The Redskins introducing a striking miner live on The Tube as they played the intro to Keep On Keepin’ On, not realising that, by some strange quirk of fate the mic that the miner was speaking into wasn’t working and the millions of viewers didn’t hear a word

The Smiths on Top of The Pops for William It Was Really NothingJohnny had Elvis Costello‘s guitar and the frontman stripped off mid-song.

The Smiths (again) on Whistle Test, making a return to our screens after a long absence and unveiling Bigmouth Strikes Again

Radiohead on Later offering up the first ever rendition of Paranoid Android

There are also some songs which I can’t listen to without picturing the promo video, with this being a prime example:-

mp3 : Fatboy Slim – Praise You

It’s frightening to realise we are fast approaching the 20th anniversary of this wonderful piece of film making.

And to think that it sort of came about by accident.

Norman Cook had wanted Spike Jonze to come up with a concept and direct a video for The Rockafeller Skank but the filmmaker hadn’t been able to find the time. As a way of saying sorry, Jonze sent Cook a video of him goofing around to Skank which led to them hatching the idea for the follow-up single.
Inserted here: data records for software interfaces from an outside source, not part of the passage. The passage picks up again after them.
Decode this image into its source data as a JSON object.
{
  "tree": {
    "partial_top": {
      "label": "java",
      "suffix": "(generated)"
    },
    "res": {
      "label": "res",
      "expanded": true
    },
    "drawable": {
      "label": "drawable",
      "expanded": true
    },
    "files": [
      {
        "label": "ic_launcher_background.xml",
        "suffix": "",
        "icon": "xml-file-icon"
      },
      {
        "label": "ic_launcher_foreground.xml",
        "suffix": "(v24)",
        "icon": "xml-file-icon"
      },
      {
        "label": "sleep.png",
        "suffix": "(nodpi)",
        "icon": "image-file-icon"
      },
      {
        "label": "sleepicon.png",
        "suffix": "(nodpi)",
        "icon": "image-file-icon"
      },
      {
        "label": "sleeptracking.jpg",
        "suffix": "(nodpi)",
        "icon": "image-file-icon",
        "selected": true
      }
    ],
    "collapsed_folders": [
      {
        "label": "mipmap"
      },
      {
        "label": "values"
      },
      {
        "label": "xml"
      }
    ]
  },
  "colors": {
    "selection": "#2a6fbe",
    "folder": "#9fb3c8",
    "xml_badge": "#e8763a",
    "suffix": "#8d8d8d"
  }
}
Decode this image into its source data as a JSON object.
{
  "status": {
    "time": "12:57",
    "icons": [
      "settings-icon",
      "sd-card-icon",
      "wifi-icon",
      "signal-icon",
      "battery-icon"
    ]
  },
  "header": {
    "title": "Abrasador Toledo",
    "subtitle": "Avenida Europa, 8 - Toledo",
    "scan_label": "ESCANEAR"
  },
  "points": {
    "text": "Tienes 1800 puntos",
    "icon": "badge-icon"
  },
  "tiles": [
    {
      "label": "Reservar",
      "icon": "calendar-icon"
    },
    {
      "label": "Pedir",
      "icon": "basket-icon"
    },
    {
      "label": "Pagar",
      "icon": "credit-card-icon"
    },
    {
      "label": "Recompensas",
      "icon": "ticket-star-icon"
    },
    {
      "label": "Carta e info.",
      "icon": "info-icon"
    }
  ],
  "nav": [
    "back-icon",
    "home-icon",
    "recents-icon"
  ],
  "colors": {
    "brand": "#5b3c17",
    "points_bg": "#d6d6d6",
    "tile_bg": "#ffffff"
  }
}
The fictional Torrance Community Dance Group, led by Jonze, turned up without any permission at all with the intention of performing an outlandish dance to Praise You outside a cinema in Los Angeles as patrons queued up to get in, with the whole thing captured on film. It was an era when flash-mobbing events of this type were incredibly rare and part of the fun comes from watching the bemused and befuddled reaction of the cinema goers. It’s also worth recalling that nobody in the queue would have known anything about the song as it hadn’t yet been released when the promo was shot.

By the time the 1999 MTV Video Music Awards came around the song had reached #1 in the UK and provided a breakthrough for Fatboy Slim in the USA. The video took home three prizes – Breakthrough Video, Best Direction and Best Choreography, every one of them fully deserved.

Here’s the two other tracks which came with the single:-

mp3 : Fatboy Slim – Sho Nuff
mp3 : Fatboy Slim – The Rockafeller Skank (Mulder’s Urban Takeover Mix)

And here’s the song which was sampled for the single:-

mp3 : Camile Yarbrough – Take Yo’Praise